[Aim of the task]: Return the number of lines below that contain "title"; nothing else belongs in the reply.

○ ○ ○ ○ ○ ○ ○

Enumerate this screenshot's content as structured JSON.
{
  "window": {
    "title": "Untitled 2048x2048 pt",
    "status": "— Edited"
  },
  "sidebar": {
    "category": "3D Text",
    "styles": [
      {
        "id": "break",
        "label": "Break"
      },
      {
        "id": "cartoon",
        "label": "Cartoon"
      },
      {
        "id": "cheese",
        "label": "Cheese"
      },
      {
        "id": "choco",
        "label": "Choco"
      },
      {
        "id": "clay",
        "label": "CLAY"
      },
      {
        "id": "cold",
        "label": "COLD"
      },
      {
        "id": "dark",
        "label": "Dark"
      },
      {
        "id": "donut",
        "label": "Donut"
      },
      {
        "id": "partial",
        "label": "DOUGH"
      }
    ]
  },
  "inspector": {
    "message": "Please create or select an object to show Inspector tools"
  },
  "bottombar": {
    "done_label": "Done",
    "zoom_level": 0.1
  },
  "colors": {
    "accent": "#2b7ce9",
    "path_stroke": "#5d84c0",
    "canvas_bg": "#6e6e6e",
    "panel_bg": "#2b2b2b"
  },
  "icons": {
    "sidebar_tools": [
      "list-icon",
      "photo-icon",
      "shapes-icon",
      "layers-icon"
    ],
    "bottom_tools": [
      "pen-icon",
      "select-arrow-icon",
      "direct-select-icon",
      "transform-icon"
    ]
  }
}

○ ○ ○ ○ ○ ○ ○

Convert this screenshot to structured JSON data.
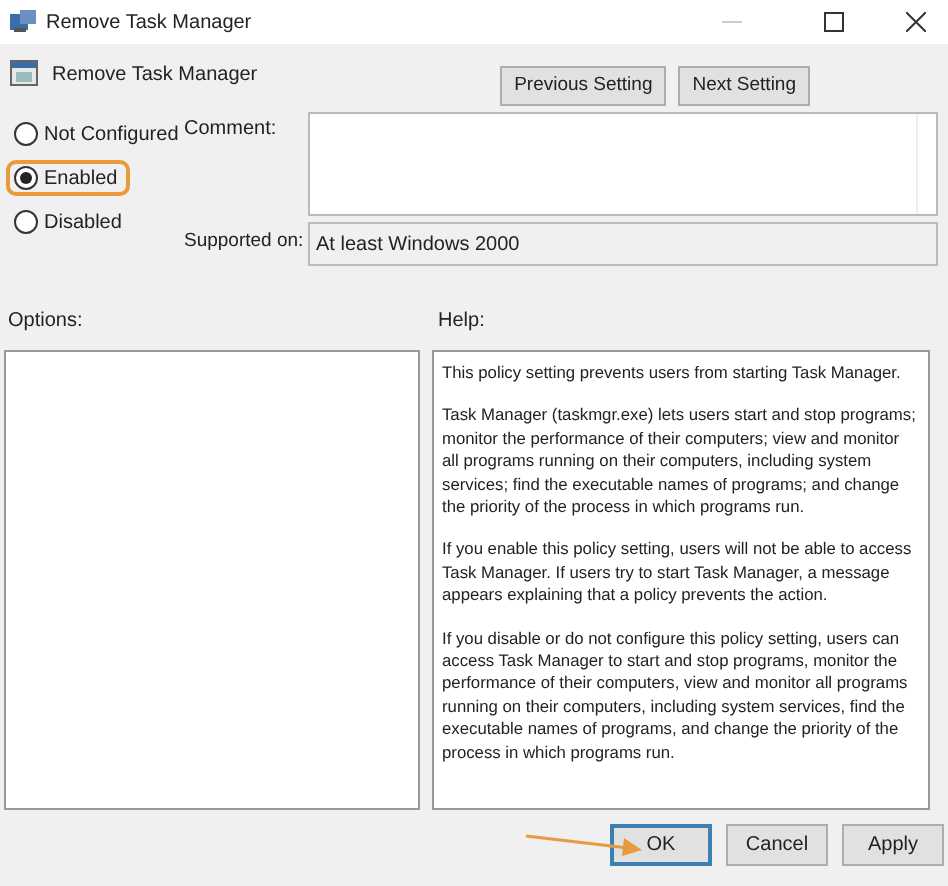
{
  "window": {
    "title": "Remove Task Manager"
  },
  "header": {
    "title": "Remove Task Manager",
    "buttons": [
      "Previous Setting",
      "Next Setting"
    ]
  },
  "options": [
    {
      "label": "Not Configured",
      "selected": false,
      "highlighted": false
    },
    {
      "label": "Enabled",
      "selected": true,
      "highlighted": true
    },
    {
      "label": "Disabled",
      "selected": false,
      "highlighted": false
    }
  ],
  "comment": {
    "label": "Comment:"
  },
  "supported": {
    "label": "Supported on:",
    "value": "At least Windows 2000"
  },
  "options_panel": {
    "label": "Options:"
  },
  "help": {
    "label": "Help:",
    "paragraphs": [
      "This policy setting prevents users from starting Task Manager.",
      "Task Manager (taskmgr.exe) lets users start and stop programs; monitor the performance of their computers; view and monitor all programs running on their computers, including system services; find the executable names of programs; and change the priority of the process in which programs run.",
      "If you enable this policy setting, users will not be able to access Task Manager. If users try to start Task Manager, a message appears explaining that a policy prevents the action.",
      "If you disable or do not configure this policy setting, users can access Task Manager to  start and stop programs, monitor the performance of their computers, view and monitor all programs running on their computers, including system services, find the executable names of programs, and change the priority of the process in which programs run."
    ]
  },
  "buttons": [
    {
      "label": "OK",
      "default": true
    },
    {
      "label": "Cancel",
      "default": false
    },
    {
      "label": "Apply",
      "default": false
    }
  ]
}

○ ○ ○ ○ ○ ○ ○

[Response to the exercise]: 3